With a surge of empty nesters seeking to downsize and more young professionals entering the market, experts see this trend continuing -- at least as long as mortgage rates remain relatively low.
Apartment owners and investors pay close attention when property values rise in desirable neighborhoods near one of their complexes.
That's an important cue that the time might be right for converting rental units to for-sale condos. They compare current value with conversion value and determine how much to charge for a condo to make a profit.
Some do extensive renovations to buildings and grounds, adding such amenities as granite countertops and hardwood floors, while others simply repair, repaint and install fresh carpeting.

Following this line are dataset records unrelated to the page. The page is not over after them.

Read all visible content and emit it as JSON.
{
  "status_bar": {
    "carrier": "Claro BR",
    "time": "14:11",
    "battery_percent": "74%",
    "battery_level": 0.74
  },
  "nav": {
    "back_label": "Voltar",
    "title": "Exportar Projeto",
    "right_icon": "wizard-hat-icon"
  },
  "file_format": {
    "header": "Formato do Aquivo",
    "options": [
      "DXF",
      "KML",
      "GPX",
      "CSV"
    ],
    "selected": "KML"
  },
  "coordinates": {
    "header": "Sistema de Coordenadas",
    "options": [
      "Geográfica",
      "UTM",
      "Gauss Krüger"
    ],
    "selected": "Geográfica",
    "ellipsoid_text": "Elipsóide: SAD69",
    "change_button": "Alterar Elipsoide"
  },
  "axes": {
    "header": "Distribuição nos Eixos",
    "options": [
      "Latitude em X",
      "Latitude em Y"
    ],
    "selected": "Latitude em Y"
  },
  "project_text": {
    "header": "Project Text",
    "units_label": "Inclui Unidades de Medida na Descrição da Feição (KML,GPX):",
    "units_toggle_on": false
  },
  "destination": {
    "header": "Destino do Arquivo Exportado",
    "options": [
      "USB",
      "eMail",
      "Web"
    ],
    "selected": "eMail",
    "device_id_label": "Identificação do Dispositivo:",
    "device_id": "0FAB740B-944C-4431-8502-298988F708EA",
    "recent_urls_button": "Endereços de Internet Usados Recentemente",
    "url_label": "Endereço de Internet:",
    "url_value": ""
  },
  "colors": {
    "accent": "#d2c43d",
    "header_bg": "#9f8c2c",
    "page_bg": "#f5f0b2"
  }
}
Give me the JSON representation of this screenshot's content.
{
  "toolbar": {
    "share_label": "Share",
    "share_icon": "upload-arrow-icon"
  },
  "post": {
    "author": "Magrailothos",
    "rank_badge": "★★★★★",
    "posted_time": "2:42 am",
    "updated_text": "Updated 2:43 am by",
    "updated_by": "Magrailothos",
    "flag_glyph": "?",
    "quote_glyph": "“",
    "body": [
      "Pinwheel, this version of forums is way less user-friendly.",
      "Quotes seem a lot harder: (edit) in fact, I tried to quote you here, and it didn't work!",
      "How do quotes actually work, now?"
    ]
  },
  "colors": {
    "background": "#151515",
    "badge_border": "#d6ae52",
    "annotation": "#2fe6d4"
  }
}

When renters are notified of a conversion and given an opportunity to buy their units, developers say most prefer to vacate. Some converters allow tenants to remain during the initial stages of renovation as units are completed a section at a time.
Condo buyers get the investment and tax advantages of home ownership, often for monthly payments similar to what they were charged for rent.
Wed, 2 September 2015
The Book of Condos began long ago when I answered the hue and cry, pointing the way, the voice came, "Condo CanDo". I said, "I can't, they are too hard". The voice repeated, "Condo CanDo." I had to go. I had to find the way. Feeling the nudge, sensing the pull, I leapt and found myself smack in the middle of attached housing. Many of them. And rather unwanted. I grew into fascination, oh, I fell, hook line and sinker...and soon they became my passion. This is how I met CondoCanDo...
Falling in love with Condos- All of them!
Yes, some are newer and some older, some traditional,some classic, some contemporary, some with parking, some not, some with storage, some not, some with investors, some not, some approved financing, some not, some allow pets, some not...well, you get my drift,
They are all different in a zillion different ways.
How exciting is that?
When CondoCanDo® came into my life, there were no databases with all the condos and townhomes. The Internet had not spread across our land, digital photography was enormously expensive, many of the streets in condo complexes and within the complexes were not on the maps, and the type of heat could be determined by spotting the turquoise meters outside the buildings. I gathered information from Register of Deeds, reading the fishe files, going through the drawings, and other records to build a basis for my new found passion, Condominiums. Personally, it became a game for me as I drew 1000 maps with a CD from the city andArc software following the clusters of buildings I found on the tax maps. I love learning the nuances of each condominium
Three cheers! With gratitude!